Before turning to his discussion of corrupt electioneering and the exorbitant influence of monied peers in another post, I’d like to reflect a bit on poverty here today,  nearly 250 years after the publication of Sermons to Asses.  First of all,  what is particularly striking today is a return to the general conditions of the late eighteenth century–in spite of the fact that agriculture is no longer the chief mainspring of our economy.  Although it could be argued that the poor today enjoy higher standards of living in comparison with their counterparts from 1768, could it not also be said that class inequities and privileges remain as stark as ever, particularly with the decline of social mobility over the last few decades?  (Ironic how the New World has traded places with the Old in this respect as the US lags behind even the UK.)

According to Mingay’s classic study of the 18th-century English landed elite, the titled nobility (e.g., dukes, earls, counts, etc. ) comprised slightly less than 1% of the nation but earned 15% of the national income (mostly in the form of rent): a statistic that mirrors that of the 1% in America. Likewise, the remaining 19%  of the landed interest (gentry and wealthy farmers) earned nearly 50% of the national income–again, much the same as our top 20%: a remarkable affinity considering our generally improved levels of literacy (near 90% vs. 60%).   And just as 50% of Murray’s population lived at subsistence levels,  nearly 1 out of 2 American families today are either low-income or poor.  Moreover, if the wealthiest landowners acquired even more wealth (particularly with the rapid enclosure of the commons) while the wages of the poor and laboring classes declined towards the close of the 18th century, the trajectories of the wealthiest 1% and the lower income families have also widened at the close of the 20th century.  Could it be that the present gap in America between the haves and have-nots has met or even exceeded that of the 18th century?  A scary thought indeed: but not quite so scary as some of the general attitudes variously displayed by members of our state and federal government.

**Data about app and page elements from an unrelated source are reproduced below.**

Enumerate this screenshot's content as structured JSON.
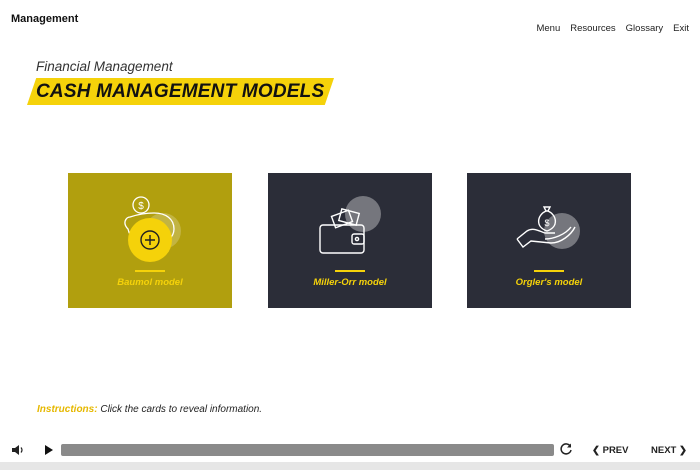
{
  "app": {
    "title": "Management"
  },
  "nav": {
    "menu": "Menu",
    "resources": "Resources",
    "glossary": "Glossary",
    "exit": "Exit"
  },
  "header": {
    "subtitle": "Financial Management",
    "title": "CASH MANAGEMENT MODELS"
  },
  "cards": [
    {
      "label": "Baumol model",
      "icon": "piggy-bank-coin-icon",
      "state": "hover"
    },
    {
      "label": "Miller-Orr model",
      "icon": "wallet-cash-icon"
    },
    {
      "label": "Orgler's model",
      "icon": "hand-money-bag-icon"
    }
  ],
  "instructions": {
    "lead": "Instructions:",
    "text": "Click the cards to reveal information."
  },
  "controls": {
    "prev": "PREV",
    "next": "NEXT",
    "progress": 0.0
  },
  "colors": {
    "accent": "#f5d20a",
    "card_active": "#b19f0e",
    "card_dark": "#2b2d38"
  }
}
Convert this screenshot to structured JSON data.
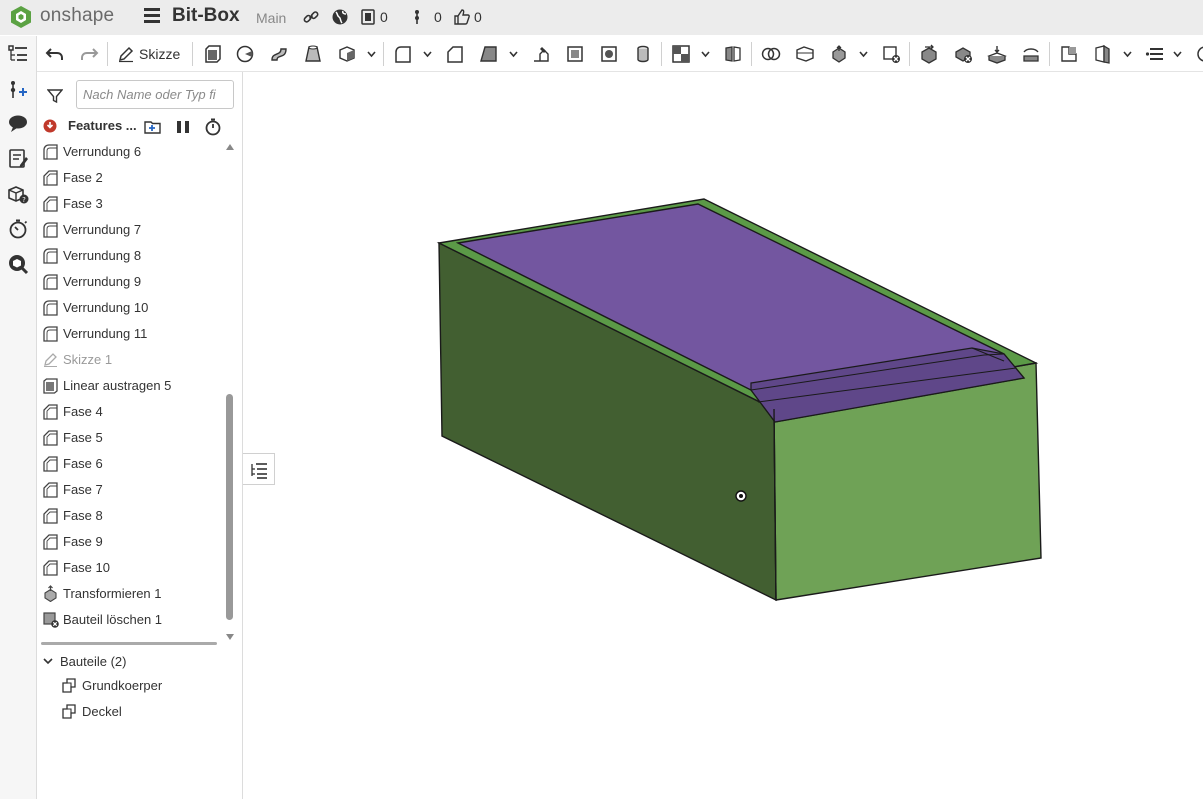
{
  "header": {
    "brand": "onshape",
    "doc_title": "Bit-Box",
    "branch": "Main",
    "versions_count": "0",
    "branches_count": "0",
    "likes_count": "0",
    "colors": {
      "brand_green": "#5ba243",
      "bar_bg": "#ececec"
    }
  },
  "toolbar": {
    "sketch_label": "Skizze"
  },
  "panel": {
    "search_placeholder": "Nach Name oder Typ fi",
    "features_title": "Features ...",
    "features": [
      {
        "label": "Verrundung 6",
        "icon": "fillet-icon"
      },
      {
        "label": "Fase 2",
        "icon": "chamfer-icon"
      },
      {
        "label": "Fase 3",
        "icon": "chamfer-icon"
      },
      {
        "label": "Verrundung 7",
        "icon": "fillet-icon"
      },
      {
        "label": "Verrundung 8",
        "icon": "fillet-icon"
      },
      {
        "label": "Verrundung 9",
        "icon": "fillet-icon"
      },
      {
        "label": "Verrundung 10",
        "icon": "fillet-icon"
      },
      {
        "label": "Verrundung 11",
        "icon": "fillet-icon"
      },
      {
        "label": "Skizze 1",
        "icon": "sketch-icon"
      },
      {
        "label": "Linear austragen 5",
        "icon": "extrude-icon"
      },
      {
        "label": "Fase 4",
        "icon": "chamfer-icon"
      },
      {
        "label": "Fase 5",
        "icon": "chamfer-icon"
      },
      {
        "label": "Fase 6",
        "icon": "chamfer-icon"
      },
      {
        "label": "Fase 7",
        "icon": "chamfer-icon"
      },
      {
        "label": "Fase 8",
        "icon": "chamfer-icon"
      },
      {
        "label": "Fase 9",
        "icon": "chamfer-icon"
      },
      {
        "label": "Fase 10",
        "icon": "chamfer-icon"
      },
      {
        "label": "Transformieren 1",
        "icon": "transform-icon"
      },
      {
        "label": "Bauteil löschen 1",
        "icon": "delete-part-icon"
      }
    ],
    "parts_title": "Bauteile (2)",
    "parts": [
      {
        "label": "Grundkoerper"
      },
      {
        "label": "Deckel"
      }
    ]
  },
  "model": {
    "colors": {
      "body_top": "#5b9a47",
      "body_front": "#425f31",
      "body_right": "#6fa256",
      "lid": "#7356a0",
      "lid_slot": "#5f4789",
      "edge": "#1a1a1a"
    }
  }
}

For we too continue to face the challenges addressed by Murray. As Jesse Jackson has observed in words reminiscent of our feisty Newcastle minister,  too many of those in power–like Romney–“are woefully silent about the predicament of the poor.”  Given the broad reluctance to raise taxes on the wealthiest whether on a state or national level, the brunt of a recession inevitably falls on those with lower or fixed incomes as monies for food, health care, and energy are reduced.  If anything, these “safety nets,” so complacently assumed by Romney, are far from guaranteed, especially with the ever lurking possibilities of food inflation (as in early last year)  and spikes in gas prices.  For instance, even though Obama promised in his state of the union speech of 2011 that he would not balance the budget on the backs of the most vulnerable, he  nonetheless proceeded to slash funding for community service block grants, food stamps, and Low Income Home Energy Assistance (LIHEAP) by 45%.  In Pennsylvania, Governor Corbett made noises about removing people under 60 from food stamp rolls if they had more than $2000 in their savings account  (and $3,250 if they were over 60). Fortunately in both cases, there was sufficient opposition to stem some of these  drastic cuts.  But all in all, the general insensitivity to the plight of the poor is only barely more compassionate than a call for the return to Dickensian child labor.